(Web page and app entries)
————
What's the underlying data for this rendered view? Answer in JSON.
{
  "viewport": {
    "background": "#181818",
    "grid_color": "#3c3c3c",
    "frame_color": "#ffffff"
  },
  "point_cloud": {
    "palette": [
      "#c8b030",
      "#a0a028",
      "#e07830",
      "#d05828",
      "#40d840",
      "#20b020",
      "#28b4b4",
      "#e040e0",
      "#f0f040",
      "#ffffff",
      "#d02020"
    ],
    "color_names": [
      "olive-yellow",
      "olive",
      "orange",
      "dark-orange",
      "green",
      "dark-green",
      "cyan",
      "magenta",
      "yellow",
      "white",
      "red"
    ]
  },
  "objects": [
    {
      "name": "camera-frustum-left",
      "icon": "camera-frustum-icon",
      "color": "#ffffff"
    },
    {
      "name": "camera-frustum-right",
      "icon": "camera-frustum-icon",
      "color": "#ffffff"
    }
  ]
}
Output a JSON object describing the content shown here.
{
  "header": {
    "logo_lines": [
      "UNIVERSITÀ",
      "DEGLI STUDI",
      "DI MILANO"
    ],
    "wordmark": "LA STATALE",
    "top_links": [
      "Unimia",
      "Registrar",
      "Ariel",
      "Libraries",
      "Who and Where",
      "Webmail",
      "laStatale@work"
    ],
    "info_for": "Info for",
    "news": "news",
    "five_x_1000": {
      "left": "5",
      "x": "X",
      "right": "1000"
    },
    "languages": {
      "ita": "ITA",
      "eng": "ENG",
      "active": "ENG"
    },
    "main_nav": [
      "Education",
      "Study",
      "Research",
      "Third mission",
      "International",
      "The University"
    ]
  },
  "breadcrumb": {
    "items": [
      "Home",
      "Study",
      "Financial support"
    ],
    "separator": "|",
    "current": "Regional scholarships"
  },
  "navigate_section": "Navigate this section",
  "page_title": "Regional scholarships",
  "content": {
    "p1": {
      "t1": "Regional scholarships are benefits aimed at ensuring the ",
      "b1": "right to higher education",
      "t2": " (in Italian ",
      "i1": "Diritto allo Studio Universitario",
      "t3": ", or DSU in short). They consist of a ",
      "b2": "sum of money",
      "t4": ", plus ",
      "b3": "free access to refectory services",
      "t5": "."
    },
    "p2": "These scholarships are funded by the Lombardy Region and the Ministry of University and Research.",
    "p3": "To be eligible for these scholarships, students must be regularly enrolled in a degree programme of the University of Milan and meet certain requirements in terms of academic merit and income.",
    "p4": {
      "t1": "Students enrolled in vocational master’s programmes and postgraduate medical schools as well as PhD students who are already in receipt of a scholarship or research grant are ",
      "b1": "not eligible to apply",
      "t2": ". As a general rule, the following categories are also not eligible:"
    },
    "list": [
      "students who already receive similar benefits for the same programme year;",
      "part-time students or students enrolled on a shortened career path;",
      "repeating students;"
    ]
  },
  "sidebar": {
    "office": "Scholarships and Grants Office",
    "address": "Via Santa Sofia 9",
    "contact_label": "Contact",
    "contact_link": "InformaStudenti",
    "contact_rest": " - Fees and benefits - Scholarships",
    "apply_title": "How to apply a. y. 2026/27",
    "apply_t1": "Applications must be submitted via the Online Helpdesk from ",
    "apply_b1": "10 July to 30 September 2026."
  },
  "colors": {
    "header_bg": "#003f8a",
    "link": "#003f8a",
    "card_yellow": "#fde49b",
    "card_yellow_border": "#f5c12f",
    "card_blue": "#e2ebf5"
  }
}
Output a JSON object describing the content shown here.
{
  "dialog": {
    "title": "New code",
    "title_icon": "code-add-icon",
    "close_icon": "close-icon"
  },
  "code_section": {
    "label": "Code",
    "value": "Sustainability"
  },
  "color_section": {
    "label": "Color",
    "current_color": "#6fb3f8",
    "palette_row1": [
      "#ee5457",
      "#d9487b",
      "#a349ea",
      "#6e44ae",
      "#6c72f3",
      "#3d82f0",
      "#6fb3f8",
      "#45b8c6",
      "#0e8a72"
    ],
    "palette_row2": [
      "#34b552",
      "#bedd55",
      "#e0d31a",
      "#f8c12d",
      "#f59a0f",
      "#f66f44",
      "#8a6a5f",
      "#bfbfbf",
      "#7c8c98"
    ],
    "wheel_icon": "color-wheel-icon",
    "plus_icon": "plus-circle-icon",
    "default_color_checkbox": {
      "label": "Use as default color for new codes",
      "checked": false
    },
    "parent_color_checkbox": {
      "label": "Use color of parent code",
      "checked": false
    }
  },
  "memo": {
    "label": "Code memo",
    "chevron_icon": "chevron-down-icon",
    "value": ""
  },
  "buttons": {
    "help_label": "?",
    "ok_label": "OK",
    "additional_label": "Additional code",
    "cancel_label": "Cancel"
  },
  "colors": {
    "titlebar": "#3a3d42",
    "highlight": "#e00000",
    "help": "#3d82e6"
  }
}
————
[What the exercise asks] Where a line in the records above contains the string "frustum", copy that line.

[Answer box]
      "name": "camera-frustum-left",
      "icon": "camera-frustum-icon",
      "name": "camera-frustum-right",
      "icon": "camera-frustum-icon",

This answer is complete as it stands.